Catherine Offord in The Scientist:
For a few months in the first half of 2019, Chris Payze started each morning at home in Queensland, Australia, by jotting down answers to a series of questions. What time did I go to bed? How many times did I wake up? Speaking to The Scientist this April, 71-year-old Payze said she’d gotten “really into the groove” of this daily routine. “It only takes me about five minutes.” She recorded the information for a trial of melatonin, a hormone that regulates sleep-wake cycles and is often taken orally as a sleep aid, although it’s not clear how well it works. Payze has Parkinson’s disease, and for the last couple years, she, like many people with the condition, has been dealing with insomnia. “I just have awful trouble sleeping at night,” she explains. While she doesn’t feel sleep-deprived, the interrupted sleep “is just annoying me. I’d love to sleep through the night one night.”

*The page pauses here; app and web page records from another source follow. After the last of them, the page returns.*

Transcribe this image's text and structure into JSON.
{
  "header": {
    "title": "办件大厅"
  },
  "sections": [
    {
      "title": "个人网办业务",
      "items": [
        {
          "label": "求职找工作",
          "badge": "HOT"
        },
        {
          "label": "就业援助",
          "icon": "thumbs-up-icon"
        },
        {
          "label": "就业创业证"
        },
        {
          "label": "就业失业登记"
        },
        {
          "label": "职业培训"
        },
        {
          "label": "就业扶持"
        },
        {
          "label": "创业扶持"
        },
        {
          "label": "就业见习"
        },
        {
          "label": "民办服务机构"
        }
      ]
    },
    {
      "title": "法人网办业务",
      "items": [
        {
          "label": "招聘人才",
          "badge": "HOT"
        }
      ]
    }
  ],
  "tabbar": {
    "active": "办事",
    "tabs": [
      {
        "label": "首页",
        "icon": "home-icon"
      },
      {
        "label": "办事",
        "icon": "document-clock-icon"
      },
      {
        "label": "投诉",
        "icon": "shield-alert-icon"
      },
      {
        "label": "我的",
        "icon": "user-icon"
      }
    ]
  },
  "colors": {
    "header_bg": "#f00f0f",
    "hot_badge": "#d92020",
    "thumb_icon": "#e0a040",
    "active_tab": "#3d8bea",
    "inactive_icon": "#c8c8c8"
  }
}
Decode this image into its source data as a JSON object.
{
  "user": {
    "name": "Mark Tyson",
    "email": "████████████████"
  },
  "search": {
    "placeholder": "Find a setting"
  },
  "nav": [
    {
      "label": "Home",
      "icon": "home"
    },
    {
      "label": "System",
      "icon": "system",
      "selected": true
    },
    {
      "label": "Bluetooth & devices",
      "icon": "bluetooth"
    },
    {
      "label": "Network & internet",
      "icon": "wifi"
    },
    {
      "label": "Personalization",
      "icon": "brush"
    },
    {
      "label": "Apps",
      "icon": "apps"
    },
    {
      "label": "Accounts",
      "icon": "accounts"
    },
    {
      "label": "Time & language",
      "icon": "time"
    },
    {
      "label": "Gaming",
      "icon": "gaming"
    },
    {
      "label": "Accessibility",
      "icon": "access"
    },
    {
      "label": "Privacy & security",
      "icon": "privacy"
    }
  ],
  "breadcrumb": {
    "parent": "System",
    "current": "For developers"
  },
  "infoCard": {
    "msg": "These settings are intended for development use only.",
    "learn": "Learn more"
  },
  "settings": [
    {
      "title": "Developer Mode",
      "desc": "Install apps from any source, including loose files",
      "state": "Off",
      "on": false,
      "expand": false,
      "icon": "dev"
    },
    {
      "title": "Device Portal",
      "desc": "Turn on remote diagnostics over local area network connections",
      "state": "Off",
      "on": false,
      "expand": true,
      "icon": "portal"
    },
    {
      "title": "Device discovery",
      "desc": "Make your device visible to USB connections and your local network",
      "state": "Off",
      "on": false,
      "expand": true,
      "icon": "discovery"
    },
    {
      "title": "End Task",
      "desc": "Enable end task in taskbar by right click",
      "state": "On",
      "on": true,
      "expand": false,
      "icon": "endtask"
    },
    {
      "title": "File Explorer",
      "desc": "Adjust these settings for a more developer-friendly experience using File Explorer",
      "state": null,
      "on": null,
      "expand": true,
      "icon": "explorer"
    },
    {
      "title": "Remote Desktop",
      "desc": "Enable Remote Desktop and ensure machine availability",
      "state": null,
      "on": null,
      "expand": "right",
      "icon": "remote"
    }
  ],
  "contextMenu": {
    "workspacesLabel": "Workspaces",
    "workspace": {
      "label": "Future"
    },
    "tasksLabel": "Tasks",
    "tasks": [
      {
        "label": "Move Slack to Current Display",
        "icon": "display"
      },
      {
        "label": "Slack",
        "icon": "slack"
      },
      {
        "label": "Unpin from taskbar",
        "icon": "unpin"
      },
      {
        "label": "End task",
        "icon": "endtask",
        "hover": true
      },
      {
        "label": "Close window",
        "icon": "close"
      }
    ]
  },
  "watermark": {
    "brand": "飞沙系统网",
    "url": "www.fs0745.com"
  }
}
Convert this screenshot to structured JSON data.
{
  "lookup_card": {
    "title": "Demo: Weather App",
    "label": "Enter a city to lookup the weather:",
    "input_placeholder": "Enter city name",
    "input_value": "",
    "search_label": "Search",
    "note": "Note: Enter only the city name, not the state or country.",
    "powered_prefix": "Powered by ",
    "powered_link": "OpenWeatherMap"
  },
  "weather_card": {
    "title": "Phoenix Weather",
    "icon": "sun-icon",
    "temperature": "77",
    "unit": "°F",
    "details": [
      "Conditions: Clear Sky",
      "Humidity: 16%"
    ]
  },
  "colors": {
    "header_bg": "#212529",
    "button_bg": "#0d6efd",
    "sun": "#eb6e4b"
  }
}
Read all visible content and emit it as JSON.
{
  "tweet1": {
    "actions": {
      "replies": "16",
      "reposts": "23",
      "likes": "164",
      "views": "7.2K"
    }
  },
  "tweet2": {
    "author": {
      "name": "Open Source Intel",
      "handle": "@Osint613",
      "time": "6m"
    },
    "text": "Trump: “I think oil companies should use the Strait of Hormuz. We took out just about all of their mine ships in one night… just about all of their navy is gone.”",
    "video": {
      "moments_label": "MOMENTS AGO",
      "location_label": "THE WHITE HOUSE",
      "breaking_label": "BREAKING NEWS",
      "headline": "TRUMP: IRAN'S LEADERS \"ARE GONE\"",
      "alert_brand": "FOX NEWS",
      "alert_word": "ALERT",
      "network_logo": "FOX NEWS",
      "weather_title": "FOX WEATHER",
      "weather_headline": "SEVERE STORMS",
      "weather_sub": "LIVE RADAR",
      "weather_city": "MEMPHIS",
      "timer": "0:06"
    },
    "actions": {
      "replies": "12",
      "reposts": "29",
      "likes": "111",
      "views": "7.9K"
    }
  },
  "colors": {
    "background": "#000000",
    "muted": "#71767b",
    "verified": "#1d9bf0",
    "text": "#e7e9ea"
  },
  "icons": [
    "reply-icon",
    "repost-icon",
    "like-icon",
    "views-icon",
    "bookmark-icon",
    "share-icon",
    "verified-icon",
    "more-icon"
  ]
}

Payze has participated in clinical trials for other medications, and volunteered for this one after reading about it in a local newsletter for people with Parkinson’s. But this trial was different from the others in one immediately obvious way: Payze would be the only participant. That’s because this particular 12-week study was what’s known as an N-of-1 trial. Focused on the collection of treatment-response data in a single patient, this relatively little-used trial design represents the ultimate form of patient-centered medicine. Researchers design a mini-investigation of a treatment’s effectiveness entirely around an individual, with the goal of determining whether or not a particular treatment works for her. The trial was organized in a randomized sequence of two-week periods. In each period, Payze took either melatonin or placebo, never knowing which she was taking. Having just finished the treatments, Payze will soon receive a report with her results, which she and her doctor can use to help decide whether or not she will include melatonin in her medications.